We have been operating an extensive Mainland Island predator control program for the past 12 years in addition to widespread habitat planting. The bird life on the property speaks for itself, the dawn chorus is amazing!
4 years ago we started developing a facility for Wildlife Recovery programs and forming a relationship with the department of Conservation. Over this time we have set up programs working with injured wildlife, Kakariki, Weka, and the Marlborough Green Gecko as well as providing nesting boxes for the Blue Penguin and the Tree Weta.
The mission: We are breeding the Yellow and Red Crowned Kakariki for educational purposes and release into Predator free areas. We want to help ensure we have these beautiful species for future generations to enjoy.
Habitat: The Kakariki is a Parakeet (long tailed parrot). They can reach up to 25cm in length. Kakariki have suffered heavily since human settlement, mainly due to the loss of habitat but also due to predation of Stoats and ship rats.
Breeding: Breeding normally occurs in spring, however it is heavily influenced by the years food supply. The female will incubate the eggs, but both parents will feed the chicks.
Food: Beech seed is an important part of the birds diet, but they also eat a variety of flower buds, fruit and small insects. Most of the food is gathered up in the trees, however it is known to forage on the ground, which makes it prone to introduced predators.
The mission: In partnership with D.O.C. we are breeding the Marlborough Green Gecko for release onto predator free islands in the Marlborough Sounds. We have a variety of other species on display for educational purposes. We hope we can help ensure these species exist for future generations to enjoy.
Habitat: New Zealand has about 17 discovered species of gecko, living in mountains, forests and even on beaches.
Food: Geckos eat a variety of insects such as moths and beetles, supplemented by nectar, small berries and other fruit.
Breeding: New Zealand Geckos are the only geckos in the world to give birth to live young. They give birth in the early autumn (often twins), and as soon as a baby is born it is released by its parent to fend for itself.
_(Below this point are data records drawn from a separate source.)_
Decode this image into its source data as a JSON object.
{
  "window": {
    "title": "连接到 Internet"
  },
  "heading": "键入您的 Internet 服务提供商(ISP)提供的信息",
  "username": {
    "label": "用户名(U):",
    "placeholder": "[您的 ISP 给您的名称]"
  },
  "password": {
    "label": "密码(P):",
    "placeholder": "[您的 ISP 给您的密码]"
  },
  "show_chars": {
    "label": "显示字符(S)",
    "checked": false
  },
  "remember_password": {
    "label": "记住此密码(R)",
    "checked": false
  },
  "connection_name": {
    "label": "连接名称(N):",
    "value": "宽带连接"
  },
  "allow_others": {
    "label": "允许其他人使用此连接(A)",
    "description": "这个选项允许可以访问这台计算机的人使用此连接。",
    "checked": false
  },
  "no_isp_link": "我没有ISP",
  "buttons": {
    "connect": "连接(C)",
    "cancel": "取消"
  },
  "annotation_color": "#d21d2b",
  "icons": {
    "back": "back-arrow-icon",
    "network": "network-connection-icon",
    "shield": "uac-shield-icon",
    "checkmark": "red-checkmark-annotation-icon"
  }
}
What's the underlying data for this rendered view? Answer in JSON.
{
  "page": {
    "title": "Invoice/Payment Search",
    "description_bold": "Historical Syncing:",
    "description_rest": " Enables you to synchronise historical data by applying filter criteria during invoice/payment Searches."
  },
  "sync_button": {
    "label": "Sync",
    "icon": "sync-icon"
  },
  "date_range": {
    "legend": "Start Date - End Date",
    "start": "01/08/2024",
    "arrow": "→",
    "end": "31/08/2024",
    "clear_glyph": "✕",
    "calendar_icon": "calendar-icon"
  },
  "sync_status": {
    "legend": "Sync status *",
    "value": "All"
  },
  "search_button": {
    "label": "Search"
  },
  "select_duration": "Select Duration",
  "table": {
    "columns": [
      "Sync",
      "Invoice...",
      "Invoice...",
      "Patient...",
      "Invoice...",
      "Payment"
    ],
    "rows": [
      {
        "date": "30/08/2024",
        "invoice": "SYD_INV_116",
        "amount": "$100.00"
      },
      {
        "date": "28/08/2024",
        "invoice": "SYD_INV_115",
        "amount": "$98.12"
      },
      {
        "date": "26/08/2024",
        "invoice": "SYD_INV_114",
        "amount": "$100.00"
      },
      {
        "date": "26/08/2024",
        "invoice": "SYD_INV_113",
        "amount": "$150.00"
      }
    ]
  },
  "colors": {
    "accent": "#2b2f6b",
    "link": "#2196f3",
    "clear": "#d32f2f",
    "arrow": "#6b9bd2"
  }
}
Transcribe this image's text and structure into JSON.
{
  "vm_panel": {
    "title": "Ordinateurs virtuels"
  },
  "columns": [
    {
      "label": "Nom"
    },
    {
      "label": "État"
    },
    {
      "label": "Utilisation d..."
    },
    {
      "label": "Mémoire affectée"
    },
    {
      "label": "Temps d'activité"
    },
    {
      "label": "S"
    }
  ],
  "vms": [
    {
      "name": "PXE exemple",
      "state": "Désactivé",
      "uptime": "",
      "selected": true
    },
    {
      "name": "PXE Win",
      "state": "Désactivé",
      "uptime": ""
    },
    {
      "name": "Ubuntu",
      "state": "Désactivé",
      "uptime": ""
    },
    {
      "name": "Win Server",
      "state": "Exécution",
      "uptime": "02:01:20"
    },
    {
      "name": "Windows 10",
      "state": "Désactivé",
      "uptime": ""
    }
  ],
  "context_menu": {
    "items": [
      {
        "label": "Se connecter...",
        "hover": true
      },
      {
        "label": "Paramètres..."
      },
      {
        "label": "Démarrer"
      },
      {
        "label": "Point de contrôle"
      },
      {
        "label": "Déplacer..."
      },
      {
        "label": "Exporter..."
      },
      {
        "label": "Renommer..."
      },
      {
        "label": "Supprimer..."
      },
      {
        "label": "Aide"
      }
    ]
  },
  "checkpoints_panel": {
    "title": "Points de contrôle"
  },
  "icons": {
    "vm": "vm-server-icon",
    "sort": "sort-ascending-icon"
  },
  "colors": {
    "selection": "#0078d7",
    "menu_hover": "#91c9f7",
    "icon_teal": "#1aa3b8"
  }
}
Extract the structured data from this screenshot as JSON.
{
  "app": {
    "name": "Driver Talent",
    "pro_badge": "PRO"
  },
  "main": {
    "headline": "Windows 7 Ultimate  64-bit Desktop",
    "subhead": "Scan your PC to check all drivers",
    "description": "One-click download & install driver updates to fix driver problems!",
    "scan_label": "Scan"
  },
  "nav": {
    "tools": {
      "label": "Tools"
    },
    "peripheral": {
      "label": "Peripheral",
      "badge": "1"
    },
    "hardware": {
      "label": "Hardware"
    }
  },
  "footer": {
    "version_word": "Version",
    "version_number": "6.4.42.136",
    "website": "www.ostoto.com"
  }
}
The Mission: The Weka is a large flightless bird with brown and black plumage, a stout bill, reduced wings and strong legs. The Weka numbers in Lochmara Bay have been decreasing steadily for a number of years due to predation from dogs. Our aim is to increase those numbers so the call of these amazing birds can be heard once again.
Habitat: The Weka inhabits a wide range of habitats: open country with scrub, forest margins, sand dunes and rocky shores.
Breeding: Nests are substantial bowls of vegetation, which are well hidden and lined with hair or feathers.
Food: Most active at dusk, they are primarily scavengers. They turn over leaf litter with their beaks to find insects, fallen berries, seeds, lizards, and small rodents. Wekas are famous as bold thieves around human settlements.
Inspiring admiration and fear rather than affection, Weta are never the less one of New Zealand's most fascinating and significant animals. Primarily vegetarian and nocturnal, Weta belong to the same order as crickets and grasshoppers. In the absence of efficient predators such as rats and cats, Weta evolved to become large and flightless, occupying roles that elsewhere in the world had been claimed by rodents. Weta have evolved into about 100 species, divided into 5 groups. Giant, tree, ground, tusked and cave. Most can be found throughout the country. At Lochmara you can find tree, cave and ground Weta, but you must look hard and in the right places. We provide nesting boxes for the tree Weta, the mighty Putangatanga.
Blue penguins are found throughout the cool temperate coastal waters of New Zealand and southern Australia. They are also the smallest penguins in the world. Their numbers have been greatly reduced due to predators like cats, stoats, and dogs. However conservation work such as education and providing these nesting boxes has had some great success.
Here at Lochmara we provide nesting boxes for Blue penguins. The hope is that these boxes will aid successful breeding, which will in turn enhance the wild population. Part of this program involves educating people about the wonderful bird life we have in New Zealand, and how we can make sure we still have these amazing birds for the next generation to enjoy.